And then there’s the term genderfluid. You could say that genderfluid individuals have different gender identities at different times. A genderfluid individual’s gender identity could be multiple genders at once and then switch to none at all, or move between single gender identities, or some other combination therein. For some genderfluid people, these changes happen as often as several times a day and for others, monthly, or less often. Some genderfluid people regularly move between only a few specific genders, perhaps as few as two (which could also fit under the label bigender), whereas other genderfluid people never know what they’ll feel like next (See HERE – wiki/Genderfluid).
However, the definitions certainly have their limitations.
I’ve come across some trans people who don’t like to stand under the same umbrella as other trans people. Which might add another letter to the story to accommodate them.
Some people don’t believe that T has the right to be included along with LG or B.
Sometimes, people begin to talk trans and then focus more upon pronouns, lavatories, changing rooms and restrooms than they do on people.
Sometimes people say and do things that are much worse.
Trans people face many challenges. All people face many challenges.
What special rights should trans people have?
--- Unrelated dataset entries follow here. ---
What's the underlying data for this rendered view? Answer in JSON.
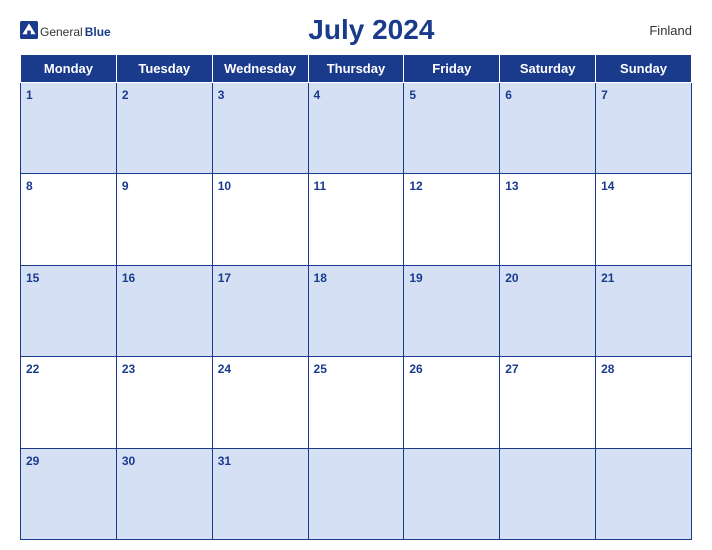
{
  "header": {
    "logo_general": "General",
    "logo_blue": "Blue",
    "title": "July 2024",
    "country": "Finland"
  },
  "weekdays": [
    "Monday",
    "Tuesday",
    "Wednesday",
    "Thursday",
    "Friday",
    "Saturday",
    "Sunday"
  ],
  "weeks": [
    [
      {
        "day": "1",
        "empty": false
      },
      {
        "day": "2",
        "empty": false
      },
      {
        "day": "3",
        "empty": false
      },
      {
        "day": "4",
        "empty": false
      },
      {
        "day": "5",
        "empty": false
      },
      {
        "day": "6",
        "empty": false
      },
      {
        "day": "7",
        "empty": false
      }
    ],
    [
      {
        "day": "8",
        "empty": false
      },
      {
        "day": "9",
        "empty": false
      },
      {
        "day": "10",
        "empty": false
      },
      {
        "day": "11",
        "empty": false
      },
      {
        "day": "12",
        "empty": false
      },
      {
        "day": "13",
        "empty": false
      },
      {
        "day": "14",
        "empty": false
      }
    ],
    [
      {
        "day": "15",
        "empty": false
      },
      {
        "day": "16",
        "empty": false
      },
      {
        "day": "17",
        "empty": false
      },
      {
        "day": "18",
        "empty": false
      },
      {
        "day": "19",
        "empty": false
      },
      {
        "day": "20",
        "empty": false
      },
      {
        "day": "21",
        "empty": false
      }
    ],
    [
      {
        "day": "22",
        "empty": false
      },
      {
        "day": "23",
        "empty": false
      },
      {
        "day": "24",
        "empty": false
      },
      {
        "day": "25",
        "empty": false
      },
      {
        "day": "26",
        "empty": false
      },
      {
        "day": "27",
        "empty": false
      },
      {
        "day": "28",
        "empty": false
      }
    ],
    [
      {
        "day": "29",
        "empty": false
      },
      {
        "day": "30",
        "empty": false
      },
      {
        "day": "31",
        "empty": false
      },
      {
        "day": "",
        "empty": true
      },
      {
        "day": "",
        "empty": true
      },
      {
        "day": "",
        "empty": true
      },
      {
        "day": "",
        "empty": true
      }
    ]
  ]
}
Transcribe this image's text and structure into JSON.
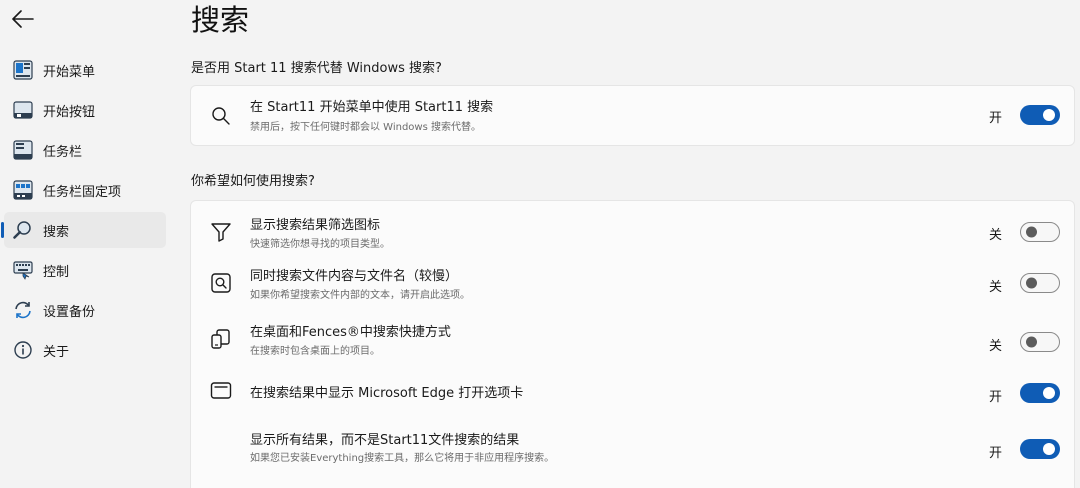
{
  "colors": {
    "accent": "#0f5cb5",
    "background": "#f3f3f3",
    "card": "#fbfbfb"
  },
  "sidebar": {
    "back_icon": "arrow-left-icon",
    "items": [
      {
        "label": "开始菜单",
        "icon": "start-menu-icon",
        "active": false
      },
      {
        "label": "开始按钮",
        "icon": "start-button-icon",
        "active": false
      },
      {
        "label": "任务栏",
        "icon": "taskbar-icon",
        "active": false
      },
      {
        "label": "任务栏固定项",
        "icon": "taskbar-pins-icon",
        "active": false
      },
      {
        "label": "搜索",
        "icon": "search-icon",
        "active": true
      },
      {
        "label": "控制",
        "icon": "keyboard-icon",
        "active": false
      },
      {
        "label": "设置备份",
        "icon": "sync-icon",
        "active": false
      },
      {
        "label": "关于",
        "icon": "info-icon",
        "active": false
      }
    ]
  },
  "main": {
    "title": "搜索",
    "section1": {
      "title": "是否用 Start 11 搜索代替 Windows 搜索?",
      "rows": [
        {
          "title": "在 Start11 开始菜单中使用 Start11 搜索",
          "subtitle": "禁用后，按下任何键时都会以 Windows 搜索代替。",
          "state": "开",
          "on": true,
          "icon": "search-icon"
        }
      ]
    },
    "section2": {
      "title": "你希望如何使用搜索?",
      "rows": [
        {
          "title": "显示搜索结果筛选图标",
          "subtitle": "快速筛选你想寻找的项目类型。",
          "state": "关",
          "on": false,
          "icon": "filter-icon"
        },
        {
          "title": "同时搜索文件内容与文件名（较慢）",
          "subtitle": "如果你希望搜索文件内部的文本，请开启此选项。",
          "state": "关",
          "on": false,
          "icon": "file-search-icon"
        },
        {
          "title": "在桌面和Fences®中搜索快捷方式",
          "subtitle": "在搜索时包含桌面上的项目。",
          "state": "关",
          "on": false,
          "icon": "desktop-shortcut-icon"
        },
        {
          "title": "在搜索结果中显示 Microsoft Edge 打开选项卡",
          "subtitle": "",
          "state": "开",
          "on": true,
          "icon": "browser-tab-icon"
        },
        {
          "title": "显示所有结果，而不是Start11文件搜索的结果",
          "subtitle": "如果您已安装Everything搜索工具，那么它将用于非应用程序搜索。",
          "state": "开",
          "on": true,
          "icon": ""
        }
      ]
    }
  }
}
Perhaps nothing more special than things that I believe should be given to all people.
Things like kindness, compassion, respect and understanding.
Ultimately, what every trans person that I know wishes for, is to simply be themselves.
It’s not about special treatment or privileges.
Of course, that’s the beginning of a story more than it is the end of one. Pronouns, restrooms, changing rooms and safe spaces matter.
People are capable of pretending to be someone that they are not.
There are challenges.
But in working out solutions to these challenges let’s remember that behind every acronym and label there are real people. That even when people share the same label, they are different from each other. That there is no single voice that fully represents any label. That it is possible to disagree with someone else and yet to do that with respect and kindness. That there are times when the ability to reach a compromise is a strength. That it is better to listen to and talk with each other than it is to write about each other. That whispers sometimes speak more loudly than yells.
The acronyms are complicated. People are complex. But there is something special when people that pick up different labels are able to move beyond the things that make them different. To see diversity as a thing that can enrich and strengthen rather than something that weakens and destroys.
And of course, just like you, I have lots of other letters of the alphabet in lots of other stories. And we’re all involved in each of these stories in one way or another. Some stories touch us closely. Others seem to be more distant. But we are involved. What we say and do has an effect. Our inactions and silences also have an effect. And all the separate stories are, in reality, parts of a single bigger story.
Martin Niemöller (first-they-came-for-the-socialists) is remembered for saying:
First they came for the socialists, and I did not speak out – because I was not a socialist.
Then they came for the trade unionists, and I did not speak out – because I was not a trade unionist.
Then they came for the Jews, and I did not speak out – because I was not a Jew.
Then they came for me – and there was no one left to speak for me.
And so, even though I am not L or G or B, I still speak out. We are all neighbours (www.biblegateway.com/passage).
Last year I discovered the music of Emily Maguire (https://emilymaguire.com/ ) and was especially touched when listening to a song of hers called The Borderline which speaks to me of the way it can be so easy to concentrate on things that divide us rather than the things that hold us together. You can listen to it HERE and HERE.
The words are: